day 18 :
tuesday, 16 september
Today was our last day of the Beringer Master Series.
We started the day a little later than usual, arriving at Spottswoode Winery in late morning. Mary Novak, owner of Spottswoode Winery, gave us a tour of the beautiful old gardens on the property. This was followed by a wonderful lunch, prepared by Mary's daughter Kelley, owner and chef of No Bad Days Cafe. We had a chance to try some Spottswoode wine, and once again, a few bottles came home with us.
Mid-afternoon, we arrived at The French Laundry. The French Laundry is one of the top-rated restaurants in the U.S., and chef and owner Thomas Keller has won numerous awards.

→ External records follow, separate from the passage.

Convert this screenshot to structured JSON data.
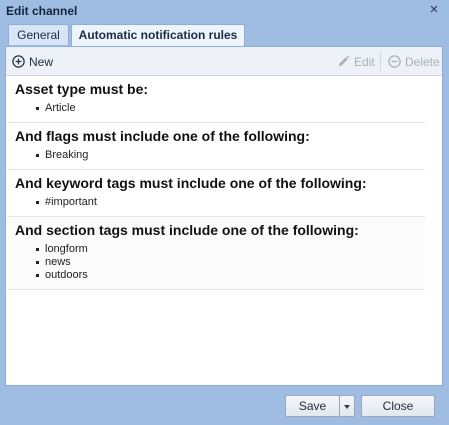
{
  "dialog": {
    "title": "Edit channel",
    "close_glyph": "×"
  },
  "tabs": [
    {
      "label": "General",
      "active": false
    },
    {
      "label": "Automatic notification rules",
      "active": true
    }
  ],
  "toolbar": {
    "new_label": "New",
    "edit_label": "Edit",
    "delete_label": "Delete",
    "new_icon": "plus-circle-icon",
    "edit_icon": "pencil-icon",
    "delete_icon": "minus-circle-icon"
  },
  "rules": [
    {
      "heading": "Asset type must be:",
      "items": [
        "Article"
      ]
    },
    {
      "heading": "And flags must include one of the following:",
      "items": [
        "Breaking"
      ]
    },
    {
      "heading": "And keyword tags must include one of the following:",
      "items": [
        "#important"
      ]
    },
    {
      "heading": "And section tags must include one of the following:",
      "items": [
        "longform",
        "news",
        "outdoors"
      ]
    }
  ],
  "footer": {
    "save_label": "Save",
    "close_label": "Close"
  },
  "colors": {
    "background": "#9fbde3",
    "panel": "#ffffff",
    "toolbar": "#eef2f8",
    "disabled_text": "#a8b0bb"
  }
}
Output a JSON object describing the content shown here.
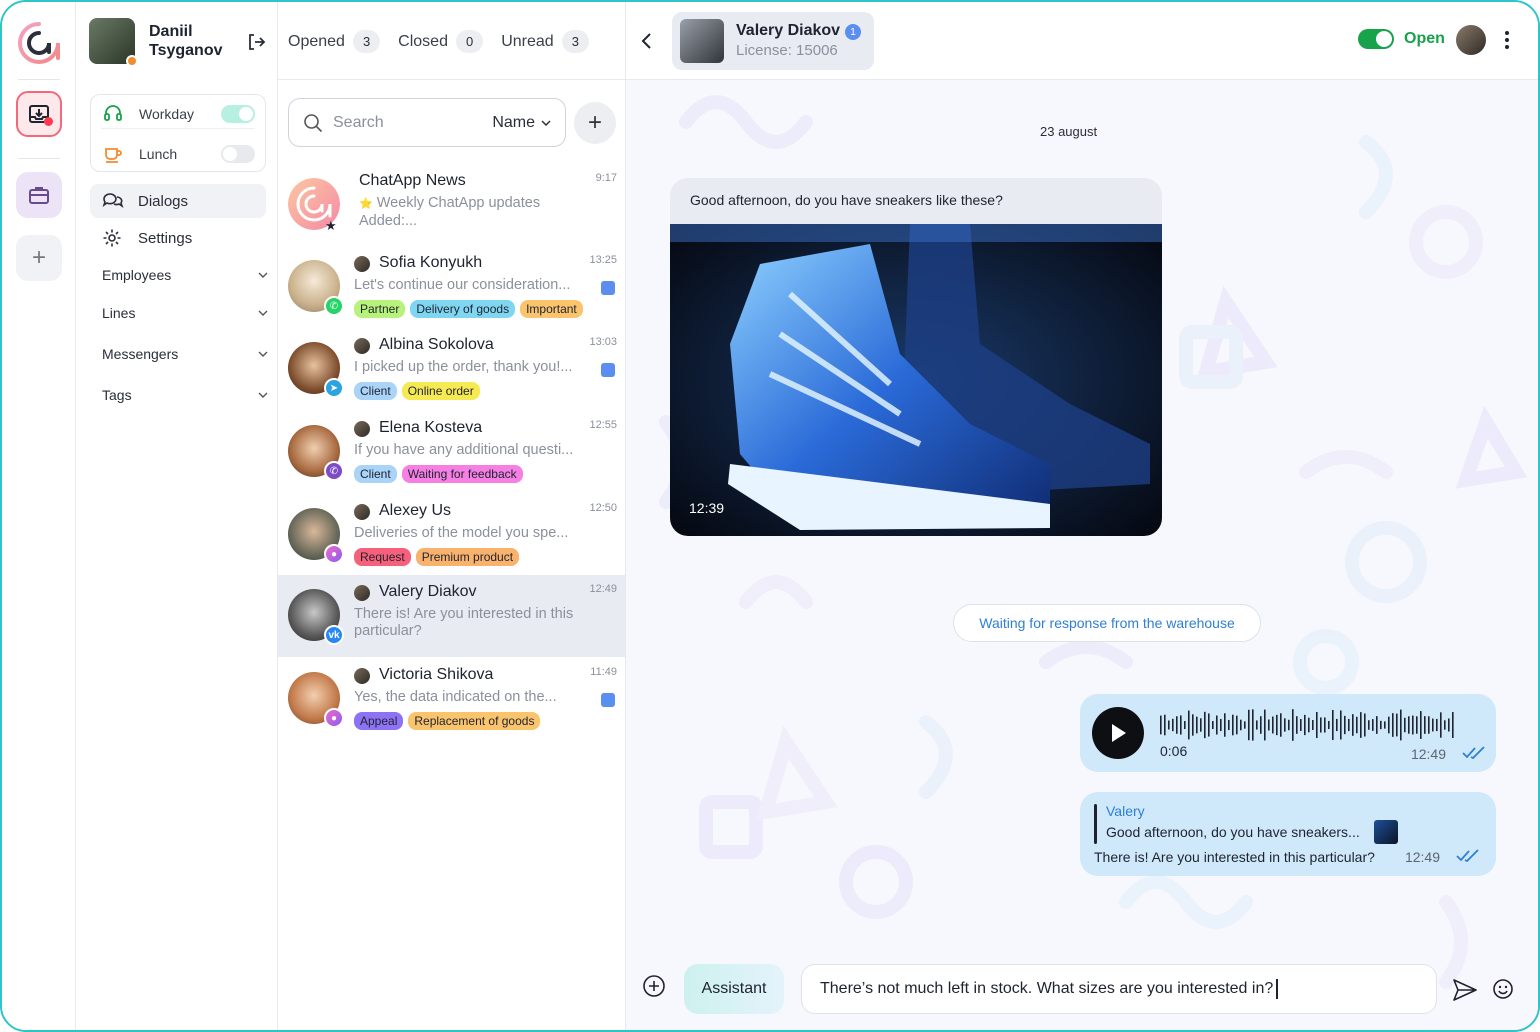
{
  "user": {
    "name": "Daniil Tsyganov"
  },
  "status": {
    "workday_label": "Workday",
    "lunch_label": "Lunch"
  },
  "nav": {
    "dialogs": "Dialogs",
    "settings": "Settings",
    "employees": "Employees",
    "lines": "Lines",
    "messengers": "Messengers",
    "tags": "Tags"
  },
  "tabs": [
    {
      "label": "Opened",
      "count": "3"
    },
    {
      "label": "Closed",
      "count": "0"
    },
    {
      "label": "Unread",
      "count": "3"
    }
  ],
  "search": {
    "placeholder": "Search",
    "sort": "Name"
  },
  "dialogs": [
    {
      "name": "ChatApp News",
      "time": "9:17",
      "preview": "Weekly ChatApp updates Added:...",
      "preview_icon": "⭐"
    },
    {
      "name": "Sofia Konyukh",
      "time": "13:25",
      "preview": "Let's continue our consideration...",
      "tags": [
        "Partner",
        "Delivery of goods",
        "Important"
      ]
    },
    {
      "name": "Albina Sokolova",
      "time": "13:03",
      "preview": "I picked up the order, thank you!...",
      "tags": [
        "Client",
        "Online order"
      ]
    },
    {
      "name": "Elena Kosteva",
      "time": "12:55",
      "preview": "If you have any additional questi...",
      "tags": [
        "Client",
        "Waiting for feedback"
      ]
    },
    {
      "name": "Alexey Us",
      "time": "12:50",
      "preview": "Deliveries of the model you spe...",
      "tags": [
        "Request",
        "Premium product"
      ]
    },
    {
      "name": "Valery Diakov",
      "time": "12:49",
      "preview": "There is! Are you interested in this  particular?"
    },
    {
      "name": "Victoria Shikova",
      "time": "11:49",
      "preview": "Yes, the data indicated on the...",
      "tags": [
        "Appeal",
        "Replacement of goods"
      ]
    }
  ],
  "tag_colors": {
    "Partner": "#b7f27a",
    "Delivery of goods": "#7fd6f0",
    "Important": "#f9c46b",
    "Client": "#a9d4f8",
    "Online order": "#f6ea52",
    "Waiting for feedback": "#f57fe3",
    "Request": "#f7607a",
    "Premium product": "#f9b26b",
    "Appeal": "#8d73f3",
    "Replacement of goods": "#f9c46b"
  },
  "chat": {
    "contact_name": "Valery Diakov",
    "contact_badge": "1",
    "license": "License: 15006",
    "status": "Open",
    "date": "23 august",
    "incoming_text": "Good afternoon, do you have sneakers like these?",
    "incoming_time": "12:39",
    "status_chip": "Waiting for response from the warehouse",
    "voice_duration": "0:06",
    "voice_time": "12:49",
    "reply_author": "Valery",
    "reply_quote": "Good afternoon, do you have sneakers...",
    "reply_text": "There is! Are you interested in this particular?",
    "reply_time": "12:49"
  },
  "composer": {
    "assistant_label": "Assistant",
    "input_value": "There’s not much left in stock. What sizes are you interested in?"
  },
  "colors": {
    "accent": "#2ec4c9",
    "open_green": "#17a34a",
    "bubble_out": "#cfe9fb",
    "link": "#2d7fd4"
  }
}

Our class had the opportunity to have a garden chat with Thomas. He gave us some history on the building and restaurant, and explained how they source all of their amazing ingredients from people all over the world. (Their FedEx bill is many thousands of dollars every month!) They currently employee 82 people, and serve three lunches and seven dinners every week. Their staff is divided up to work "only" five days a week (where the norm in the restaurant business is six days). The sous chefs, butchers, and other people arrive at 5:30 a.m., and prep until 5:30 p.m.. At 11 a.m., station chefs arrive, FedEx packages arrive, and they plan the menus for that evening based on what's available. They work until at least midnight each night.

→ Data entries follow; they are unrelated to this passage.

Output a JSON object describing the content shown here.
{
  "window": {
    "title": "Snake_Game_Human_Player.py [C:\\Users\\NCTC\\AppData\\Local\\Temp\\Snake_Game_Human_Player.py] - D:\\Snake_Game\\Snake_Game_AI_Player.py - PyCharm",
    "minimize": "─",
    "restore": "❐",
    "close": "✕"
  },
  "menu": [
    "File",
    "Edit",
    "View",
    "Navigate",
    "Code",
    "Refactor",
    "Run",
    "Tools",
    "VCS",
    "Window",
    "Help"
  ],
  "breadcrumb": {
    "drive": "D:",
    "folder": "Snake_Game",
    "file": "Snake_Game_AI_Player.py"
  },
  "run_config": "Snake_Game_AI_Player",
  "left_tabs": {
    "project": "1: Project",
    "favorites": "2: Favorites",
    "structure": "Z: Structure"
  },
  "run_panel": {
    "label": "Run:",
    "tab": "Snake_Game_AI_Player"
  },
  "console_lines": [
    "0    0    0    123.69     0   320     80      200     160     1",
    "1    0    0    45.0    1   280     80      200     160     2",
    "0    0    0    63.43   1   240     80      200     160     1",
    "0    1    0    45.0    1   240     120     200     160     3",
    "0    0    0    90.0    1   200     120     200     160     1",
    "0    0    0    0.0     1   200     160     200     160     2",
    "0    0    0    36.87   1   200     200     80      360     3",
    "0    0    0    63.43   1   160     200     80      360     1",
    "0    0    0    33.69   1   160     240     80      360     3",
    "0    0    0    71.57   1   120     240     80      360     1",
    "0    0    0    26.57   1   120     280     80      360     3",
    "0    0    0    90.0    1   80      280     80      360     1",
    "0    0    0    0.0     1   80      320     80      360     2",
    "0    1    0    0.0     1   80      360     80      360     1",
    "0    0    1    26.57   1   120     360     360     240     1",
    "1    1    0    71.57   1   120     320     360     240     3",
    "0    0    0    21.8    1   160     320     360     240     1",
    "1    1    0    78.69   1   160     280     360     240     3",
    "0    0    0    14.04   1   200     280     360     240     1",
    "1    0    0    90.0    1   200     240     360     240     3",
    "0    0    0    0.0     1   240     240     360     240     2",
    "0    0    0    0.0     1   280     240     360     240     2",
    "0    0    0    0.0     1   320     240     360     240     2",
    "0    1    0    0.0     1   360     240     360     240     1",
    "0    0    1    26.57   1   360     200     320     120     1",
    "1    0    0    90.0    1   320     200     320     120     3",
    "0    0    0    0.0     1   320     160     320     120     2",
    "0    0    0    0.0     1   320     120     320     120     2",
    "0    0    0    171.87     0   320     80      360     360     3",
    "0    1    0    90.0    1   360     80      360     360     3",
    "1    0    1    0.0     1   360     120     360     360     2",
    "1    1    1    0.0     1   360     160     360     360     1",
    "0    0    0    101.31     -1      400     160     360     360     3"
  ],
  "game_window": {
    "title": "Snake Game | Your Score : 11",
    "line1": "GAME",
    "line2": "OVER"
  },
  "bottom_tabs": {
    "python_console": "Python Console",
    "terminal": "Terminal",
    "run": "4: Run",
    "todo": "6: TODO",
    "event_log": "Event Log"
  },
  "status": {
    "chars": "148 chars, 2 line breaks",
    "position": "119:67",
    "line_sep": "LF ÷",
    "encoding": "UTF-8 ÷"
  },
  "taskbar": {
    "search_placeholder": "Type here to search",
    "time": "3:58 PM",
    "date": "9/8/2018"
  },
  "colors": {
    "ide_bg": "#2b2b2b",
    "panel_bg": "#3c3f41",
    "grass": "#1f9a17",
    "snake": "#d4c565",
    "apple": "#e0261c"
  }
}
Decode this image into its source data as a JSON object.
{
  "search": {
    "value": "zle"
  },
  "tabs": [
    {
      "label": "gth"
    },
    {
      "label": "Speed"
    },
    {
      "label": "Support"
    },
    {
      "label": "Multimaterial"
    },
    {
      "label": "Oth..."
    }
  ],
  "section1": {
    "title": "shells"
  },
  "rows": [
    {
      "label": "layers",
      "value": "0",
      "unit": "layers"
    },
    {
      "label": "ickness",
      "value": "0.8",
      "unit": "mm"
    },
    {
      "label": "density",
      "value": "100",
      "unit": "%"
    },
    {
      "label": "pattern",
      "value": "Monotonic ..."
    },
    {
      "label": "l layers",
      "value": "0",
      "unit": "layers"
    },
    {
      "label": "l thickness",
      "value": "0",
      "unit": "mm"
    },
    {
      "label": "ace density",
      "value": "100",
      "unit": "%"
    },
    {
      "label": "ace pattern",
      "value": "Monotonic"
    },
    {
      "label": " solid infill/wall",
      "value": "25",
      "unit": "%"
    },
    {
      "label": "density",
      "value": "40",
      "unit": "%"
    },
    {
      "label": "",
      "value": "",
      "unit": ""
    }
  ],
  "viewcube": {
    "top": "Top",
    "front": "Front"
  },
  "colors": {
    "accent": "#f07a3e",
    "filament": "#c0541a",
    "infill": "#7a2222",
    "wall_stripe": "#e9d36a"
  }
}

After a tour of their garden across the street, Thomas went back to work, and our class had a little graduation ceremony. We also heard a little bit about a Beringer Master Series class that may happen in Spain next fall. We're thinking about signing up!

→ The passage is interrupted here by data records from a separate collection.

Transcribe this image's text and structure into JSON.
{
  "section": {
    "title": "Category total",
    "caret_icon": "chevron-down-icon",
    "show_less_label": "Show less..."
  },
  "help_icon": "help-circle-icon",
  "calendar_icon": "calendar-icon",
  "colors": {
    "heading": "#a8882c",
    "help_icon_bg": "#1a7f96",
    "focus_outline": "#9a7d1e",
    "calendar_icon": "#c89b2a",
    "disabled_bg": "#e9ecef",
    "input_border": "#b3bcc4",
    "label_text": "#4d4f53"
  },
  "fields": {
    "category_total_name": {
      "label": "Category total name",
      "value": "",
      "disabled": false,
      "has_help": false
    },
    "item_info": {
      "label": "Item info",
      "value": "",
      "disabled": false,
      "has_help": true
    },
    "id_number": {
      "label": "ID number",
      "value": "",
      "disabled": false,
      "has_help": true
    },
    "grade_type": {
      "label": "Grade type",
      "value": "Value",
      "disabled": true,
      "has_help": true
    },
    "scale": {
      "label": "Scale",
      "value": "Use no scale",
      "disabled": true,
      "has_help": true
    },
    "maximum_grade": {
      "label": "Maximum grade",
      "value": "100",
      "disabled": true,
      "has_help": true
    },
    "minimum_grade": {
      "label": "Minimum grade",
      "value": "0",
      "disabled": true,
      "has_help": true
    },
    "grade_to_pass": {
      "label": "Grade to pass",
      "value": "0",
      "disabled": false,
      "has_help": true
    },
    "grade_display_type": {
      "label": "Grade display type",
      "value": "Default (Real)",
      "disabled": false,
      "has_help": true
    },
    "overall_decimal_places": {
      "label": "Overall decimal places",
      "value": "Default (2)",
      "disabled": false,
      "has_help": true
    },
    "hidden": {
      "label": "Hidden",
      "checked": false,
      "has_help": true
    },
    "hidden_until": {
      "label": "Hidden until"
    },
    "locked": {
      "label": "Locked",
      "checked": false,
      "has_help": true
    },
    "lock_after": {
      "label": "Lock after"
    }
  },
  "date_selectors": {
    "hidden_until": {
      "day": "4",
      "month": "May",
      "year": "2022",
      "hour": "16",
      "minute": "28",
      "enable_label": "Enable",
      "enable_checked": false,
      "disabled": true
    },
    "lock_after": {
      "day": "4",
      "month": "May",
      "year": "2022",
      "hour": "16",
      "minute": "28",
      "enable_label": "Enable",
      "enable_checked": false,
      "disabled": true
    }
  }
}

We had a chance to relax for a bit at our hotel and go for a swim, and then returned to The French Laundry for dinner at 8 p.m. Simply put, this was one of the most incredible food experiences you can imagine! We had somewhere around 17 courses and six wines over the four and a half hours we were at the restaurant. Each course was unique, reasonably sized (usually just a few bites), and absolutely perfect. During one of the main courses, David suggested that Eric ask our waiter for some salt, as there was none at the table. Eric dutifully asked for some salt, and our waiter said he'd be right back. Of course, everyone was sure that Eric would have to speak with the head chef about a minute later - how dare he add salt to an already perfect meal? To our surprise, our waiter brought out a tray of nine types of salt from around the world - four from Hawaii (including a black volcanic salt, and a pink-colored salt called hanapepe that can only be given away, not purchased), two from Japan (amabito and yokishio(?)), grey salt, Jurassic salt (from a 50-million year old salt flat in the Midwest), and fleur de sel. The salts were certainly distinct and very flavorful.
As we all became more inebriated and silly, David and a few of our classmates decided to make a phone call to Katherine's husband. We think that the teary-eyed pictures show pretty clearly how hard everyone was laughing throughout the episode.
We said goodbye to everyone that evening and promised to be in touch.